__TASK PROMPT__.
Reproduce the whole listing exactly and let no picture into the copy.
(WORKING DATA)
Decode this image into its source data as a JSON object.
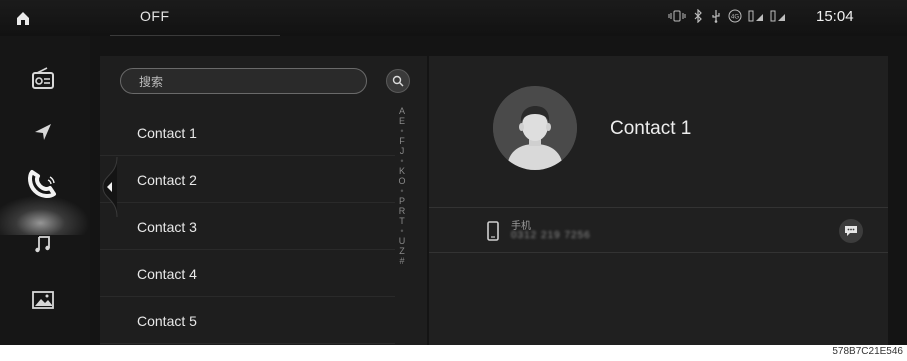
{
  "status_bar": {
    "state": "OFF",
    "clock": "15:04",
    "icons": [
      "vibrate-icon",
      "bluetooth-icon",
      "usb-icon",
      "4g-icon",
      "signal-1-icon",
      "signal-2-icon"
    ],
    "network_label": "4G"
  },
  "rail": {
    "items": [
      {
        "icon": "radio-icon"
      },
      {
        "icon": "navigation-icon"
      },
      {
        "icon": "phone-icon",
        "active": true
      },
      {
        "icon": "music-icon"
      },
      {
        "icon": "gallery-icon"
      }
    ]
  },
  "contacts": {
    "search_placeholder": "搜索",
    "items": [
      "Contact 1",
      "Contact 2",
      "Contact 3",
      "Contact 4",
      "Contact 5"
    ],
    "alphabet": [
      "A",
      "E",
      "•",
      "F",
      "J",
      "•",
      "K",
      "O",
      "•",
      "P",
      "R",
      "T",
      "•",
      "U",
      "Z",
      "#"
    ]
  },
  "detail": {
    "name": "Contact 1",
    "phone_label": "手机",
    "phone_number": "0312 219 7256"
  },
  "caption": "578B7C21E546",
  "colors": {
    "background": "#141414",
    "panel": "#1e1e1e",
    "detail_panel": "#202020",
    "text": "#e8e8e8"
  }
}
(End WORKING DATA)
__FINAL ANSWER__.
Decode this image into its source data as a JSON object.
{
  "status_bar": {
    "state": "OFF",
    "clock": "15:04",
    "icons": [
      "vibrate-icon",
      "bluetooth-icon",
      "usb-icon",
      "4g-icon",
      "signal-1-icon",
      "signal-2-icon"
    ],
    "network_label": "4G"
  },
  "rail": {
    "items": [
      {
        "icon": "radio-icon"
      },
      {
        "icon": "navigation-icon"
      },
      {
        "icon": "phone-icon",
        "active": true
      },
      {
        "icon": "music-icon"
      },
      {
        "icon": "gallery-icon"
      }
    ]
  },
  "contacts": {
    "search_placeholder": "搜索",
    "items": [
      "Contact 1",
      "Contact 2",
      "Contact 3",
      "Contact 4",
      "Contact 5"
    ],
    "alphabet": [
      "A",
      "E",
      "•",
      "F",
      "J",
      "•",
      "K",
      "O",
      "•",
      "P",
      "R",
      "T",
      "•",
      "U",
      "Z",
      "#"
    ]
  },
  "detail": {
    "name": "Contact 1",
    "phone_label": "手机",
    "phone_number": "0312 219 7256"
  },
  "caption": "578B7C21E546",
  "colors": {
    "background": "#141414",
    "panel": "#1e1e1e",
    "detail_panel": "#202020",
    "text": "#e8e8e8"
  }
}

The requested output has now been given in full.